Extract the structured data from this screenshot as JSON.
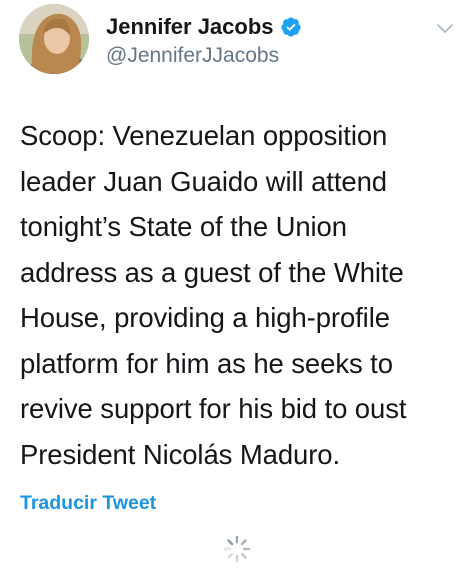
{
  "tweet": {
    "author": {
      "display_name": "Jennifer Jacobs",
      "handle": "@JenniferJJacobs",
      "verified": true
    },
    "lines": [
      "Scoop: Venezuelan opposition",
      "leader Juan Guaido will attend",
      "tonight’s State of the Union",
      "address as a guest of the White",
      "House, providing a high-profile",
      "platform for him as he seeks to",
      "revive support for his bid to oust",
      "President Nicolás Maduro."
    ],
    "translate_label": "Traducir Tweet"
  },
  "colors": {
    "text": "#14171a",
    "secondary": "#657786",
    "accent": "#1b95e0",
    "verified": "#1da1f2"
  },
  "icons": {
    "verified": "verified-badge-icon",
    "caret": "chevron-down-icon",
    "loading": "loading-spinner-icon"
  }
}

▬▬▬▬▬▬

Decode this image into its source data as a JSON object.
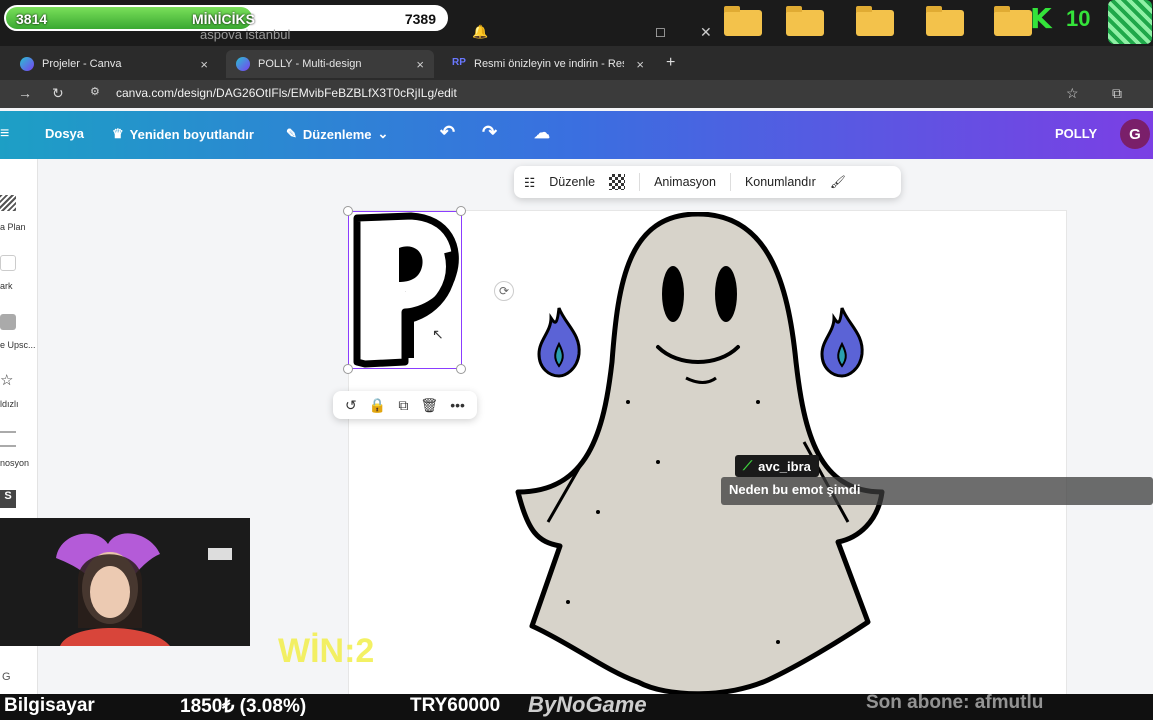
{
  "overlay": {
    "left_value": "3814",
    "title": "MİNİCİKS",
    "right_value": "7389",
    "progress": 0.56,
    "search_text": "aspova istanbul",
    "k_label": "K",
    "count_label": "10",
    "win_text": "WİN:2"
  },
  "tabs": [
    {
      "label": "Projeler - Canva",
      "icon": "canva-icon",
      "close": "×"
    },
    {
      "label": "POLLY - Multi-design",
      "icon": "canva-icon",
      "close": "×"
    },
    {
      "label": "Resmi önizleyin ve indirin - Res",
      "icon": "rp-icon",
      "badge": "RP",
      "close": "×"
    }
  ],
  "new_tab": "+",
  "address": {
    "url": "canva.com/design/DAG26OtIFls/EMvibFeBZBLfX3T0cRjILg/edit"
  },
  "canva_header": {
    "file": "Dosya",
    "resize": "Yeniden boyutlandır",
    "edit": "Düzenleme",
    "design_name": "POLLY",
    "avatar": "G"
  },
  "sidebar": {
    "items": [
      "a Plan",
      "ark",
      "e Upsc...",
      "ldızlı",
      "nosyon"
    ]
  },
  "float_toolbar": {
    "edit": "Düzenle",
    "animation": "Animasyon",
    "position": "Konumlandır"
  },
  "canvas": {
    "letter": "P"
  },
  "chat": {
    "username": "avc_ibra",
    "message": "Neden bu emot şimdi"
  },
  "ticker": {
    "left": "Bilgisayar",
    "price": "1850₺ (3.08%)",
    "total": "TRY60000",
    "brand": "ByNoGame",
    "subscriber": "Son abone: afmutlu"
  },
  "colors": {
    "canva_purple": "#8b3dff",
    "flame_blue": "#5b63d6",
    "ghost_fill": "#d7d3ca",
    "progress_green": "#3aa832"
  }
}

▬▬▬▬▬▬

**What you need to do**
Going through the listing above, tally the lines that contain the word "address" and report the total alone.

**Reply to the task**
2